- **Saved data entries**:
────────

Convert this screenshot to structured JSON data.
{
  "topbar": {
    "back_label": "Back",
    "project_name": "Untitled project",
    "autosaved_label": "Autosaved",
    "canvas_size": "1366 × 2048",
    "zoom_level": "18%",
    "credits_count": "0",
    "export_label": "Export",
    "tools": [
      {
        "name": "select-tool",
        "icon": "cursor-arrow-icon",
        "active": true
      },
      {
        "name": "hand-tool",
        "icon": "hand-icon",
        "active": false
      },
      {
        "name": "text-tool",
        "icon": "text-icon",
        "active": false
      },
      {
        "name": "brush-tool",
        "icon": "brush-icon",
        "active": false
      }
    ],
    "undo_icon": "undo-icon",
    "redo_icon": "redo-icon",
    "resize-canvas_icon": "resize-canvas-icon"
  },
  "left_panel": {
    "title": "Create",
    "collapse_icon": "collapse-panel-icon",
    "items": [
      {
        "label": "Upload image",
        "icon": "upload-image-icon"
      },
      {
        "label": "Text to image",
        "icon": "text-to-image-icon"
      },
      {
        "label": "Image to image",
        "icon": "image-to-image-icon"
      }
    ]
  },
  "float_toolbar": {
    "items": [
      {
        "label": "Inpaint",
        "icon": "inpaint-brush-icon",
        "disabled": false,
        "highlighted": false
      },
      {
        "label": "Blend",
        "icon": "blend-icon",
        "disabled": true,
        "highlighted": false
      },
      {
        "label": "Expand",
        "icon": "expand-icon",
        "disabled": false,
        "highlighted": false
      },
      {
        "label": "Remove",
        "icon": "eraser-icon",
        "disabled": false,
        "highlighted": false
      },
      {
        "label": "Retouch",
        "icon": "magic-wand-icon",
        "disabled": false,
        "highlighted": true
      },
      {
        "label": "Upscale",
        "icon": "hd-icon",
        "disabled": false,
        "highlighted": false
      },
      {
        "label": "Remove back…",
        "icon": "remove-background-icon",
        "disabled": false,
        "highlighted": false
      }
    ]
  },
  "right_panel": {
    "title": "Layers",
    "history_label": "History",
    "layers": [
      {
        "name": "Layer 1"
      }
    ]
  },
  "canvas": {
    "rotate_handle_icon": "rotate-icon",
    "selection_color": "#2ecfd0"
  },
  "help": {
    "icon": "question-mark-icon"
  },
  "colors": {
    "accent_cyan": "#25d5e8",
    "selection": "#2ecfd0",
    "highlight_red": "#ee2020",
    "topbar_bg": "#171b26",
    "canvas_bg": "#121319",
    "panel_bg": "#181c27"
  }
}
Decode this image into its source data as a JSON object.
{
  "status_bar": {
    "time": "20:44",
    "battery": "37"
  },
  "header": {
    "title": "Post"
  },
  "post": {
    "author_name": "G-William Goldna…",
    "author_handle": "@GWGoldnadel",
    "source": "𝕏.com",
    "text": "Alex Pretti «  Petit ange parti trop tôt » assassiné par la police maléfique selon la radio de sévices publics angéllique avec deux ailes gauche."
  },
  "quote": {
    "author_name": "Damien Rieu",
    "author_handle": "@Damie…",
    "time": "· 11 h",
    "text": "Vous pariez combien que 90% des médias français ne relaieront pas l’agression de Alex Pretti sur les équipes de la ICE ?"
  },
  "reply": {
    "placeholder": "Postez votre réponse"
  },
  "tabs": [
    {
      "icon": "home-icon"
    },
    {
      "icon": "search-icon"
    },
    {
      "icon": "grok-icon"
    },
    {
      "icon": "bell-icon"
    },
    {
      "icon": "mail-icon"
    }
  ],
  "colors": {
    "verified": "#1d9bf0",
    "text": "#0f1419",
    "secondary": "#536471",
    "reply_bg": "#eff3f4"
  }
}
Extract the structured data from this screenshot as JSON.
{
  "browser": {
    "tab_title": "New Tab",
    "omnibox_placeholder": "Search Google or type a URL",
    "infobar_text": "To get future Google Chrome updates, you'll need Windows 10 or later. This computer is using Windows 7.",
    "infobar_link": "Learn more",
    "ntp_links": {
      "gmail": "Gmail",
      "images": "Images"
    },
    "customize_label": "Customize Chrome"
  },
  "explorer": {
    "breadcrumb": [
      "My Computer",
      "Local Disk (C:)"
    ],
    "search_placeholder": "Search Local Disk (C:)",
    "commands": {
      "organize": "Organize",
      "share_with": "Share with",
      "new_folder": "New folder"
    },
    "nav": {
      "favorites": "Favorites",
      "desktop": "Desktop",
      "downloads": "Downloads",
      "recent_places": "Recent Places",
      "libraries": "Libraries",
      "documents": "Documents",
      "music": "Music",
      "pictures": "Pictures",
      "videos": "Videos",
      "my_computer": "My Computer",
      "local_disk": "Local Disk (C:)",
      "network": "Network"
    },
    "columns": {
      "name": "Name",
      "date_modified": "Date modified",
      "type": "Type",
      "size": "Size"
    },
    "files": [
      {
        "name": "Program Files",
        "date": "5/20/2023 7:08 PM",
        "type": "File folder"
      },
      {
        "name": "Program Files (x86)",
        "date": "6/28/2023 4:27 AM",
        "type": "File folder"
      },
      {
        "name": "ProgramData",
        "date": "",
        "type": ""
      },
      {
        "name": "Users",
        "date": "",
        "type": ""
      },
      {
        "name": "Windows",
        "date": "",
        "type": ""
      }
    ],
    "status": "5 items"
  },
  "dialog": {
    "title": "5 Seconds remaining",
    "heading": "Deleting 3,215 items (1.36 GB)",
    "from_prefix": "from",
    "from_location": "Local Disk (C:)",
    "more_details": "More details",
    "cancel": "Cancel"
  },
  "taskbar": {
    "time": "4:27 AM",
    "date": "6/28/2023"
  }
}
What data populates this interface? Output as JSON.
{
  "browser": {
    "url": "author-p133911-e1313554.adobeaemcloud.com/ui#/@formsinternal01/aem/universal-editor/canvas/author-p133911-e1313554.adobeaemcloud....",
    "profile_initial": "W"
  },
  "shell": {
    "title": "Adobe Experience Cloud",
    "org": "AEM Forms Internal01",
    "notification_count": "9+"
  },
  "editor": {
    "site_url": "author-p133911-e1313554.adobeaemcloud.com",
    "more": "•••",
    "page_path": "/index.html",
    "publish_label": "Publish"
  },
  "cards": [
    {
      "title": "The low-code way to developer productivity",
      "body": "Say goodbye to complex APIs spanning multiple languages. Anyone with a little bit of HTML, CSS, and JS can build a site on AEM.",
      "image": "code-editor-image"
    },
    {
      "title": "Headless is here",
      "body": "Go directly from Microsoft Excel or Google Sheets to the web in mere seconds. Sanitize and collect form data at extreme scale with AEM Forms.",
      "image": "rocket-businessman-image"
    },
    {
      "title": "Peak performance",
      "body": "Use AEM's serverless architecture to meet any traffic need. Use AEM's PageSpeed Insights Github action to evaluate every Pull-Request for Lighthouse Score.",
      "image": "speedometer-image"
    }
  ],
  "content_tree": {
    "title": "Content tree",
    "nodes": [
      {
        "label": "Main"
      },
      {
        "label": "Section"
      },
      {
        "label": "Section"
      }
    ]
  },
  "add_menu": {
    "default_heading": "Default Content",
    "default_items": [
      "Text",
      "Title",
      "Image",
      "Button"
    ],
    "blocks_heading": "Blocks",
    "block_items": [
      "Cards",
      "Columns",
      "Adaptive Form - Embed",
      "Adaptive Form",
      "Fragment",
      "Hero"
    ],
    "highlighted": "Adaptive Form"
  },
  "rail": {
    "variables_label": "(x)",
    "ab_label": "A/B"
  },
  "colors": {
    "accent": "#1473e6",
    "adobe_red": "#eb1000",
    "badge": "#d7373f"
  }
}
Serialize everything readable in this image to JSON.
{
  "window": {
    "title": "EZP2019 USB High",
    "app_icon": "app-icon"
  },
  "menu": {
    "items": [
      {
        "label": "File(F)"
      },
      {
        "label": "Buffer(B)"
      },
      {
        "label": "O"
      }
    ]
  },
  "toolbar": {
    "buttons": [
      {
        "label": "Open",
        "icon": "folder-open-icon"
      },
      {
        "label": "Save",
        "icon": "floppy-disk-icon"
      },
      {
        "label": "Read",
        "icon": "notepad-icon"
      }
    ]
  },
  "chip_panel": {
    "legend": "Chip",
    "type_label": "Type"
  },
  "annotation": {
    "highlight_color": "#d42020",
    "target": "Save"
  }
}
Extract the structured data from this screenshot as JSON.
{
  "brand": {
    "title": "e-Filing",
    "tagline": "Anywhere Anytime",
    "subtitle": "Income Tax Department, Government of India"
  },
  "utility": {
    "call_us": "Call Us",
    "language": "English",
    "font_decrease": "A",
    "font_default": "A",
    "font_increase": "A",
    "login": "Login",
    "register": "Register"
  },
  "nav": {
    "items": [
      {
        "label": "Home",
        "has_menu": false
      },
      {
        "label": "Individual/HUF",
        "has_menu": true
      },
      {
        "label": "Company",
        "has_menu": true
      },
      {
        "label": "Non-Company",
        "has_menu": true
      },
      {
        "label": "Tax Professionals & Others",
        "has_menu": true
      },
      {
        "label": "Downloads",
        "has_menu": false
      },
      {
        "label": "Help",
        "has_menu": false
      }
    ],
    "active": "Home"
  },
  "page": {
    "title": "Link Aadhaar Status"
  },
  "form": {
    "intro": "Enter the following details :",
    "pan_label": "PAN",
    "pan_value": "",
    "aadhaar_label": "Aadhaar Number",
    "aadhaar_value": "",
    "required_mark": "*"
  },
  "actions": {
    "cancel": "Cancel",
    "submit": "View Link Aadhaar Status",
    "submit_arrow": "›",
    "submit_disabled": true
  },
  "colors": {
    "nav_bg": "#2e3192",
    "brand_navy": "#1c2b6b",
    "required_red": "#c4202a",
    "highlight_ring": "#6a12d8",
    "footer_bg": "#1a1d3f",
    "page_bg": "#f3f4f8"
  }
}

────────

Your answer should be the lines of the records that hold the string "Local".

- **SOLUTION BELOW**:
      "Local Disk (C:)"
    "search_placeholder": "Search Local Disk (C:)",
      "local_disk": "Local Disk (C:)",
    "from_location": "Local Disk (C:)",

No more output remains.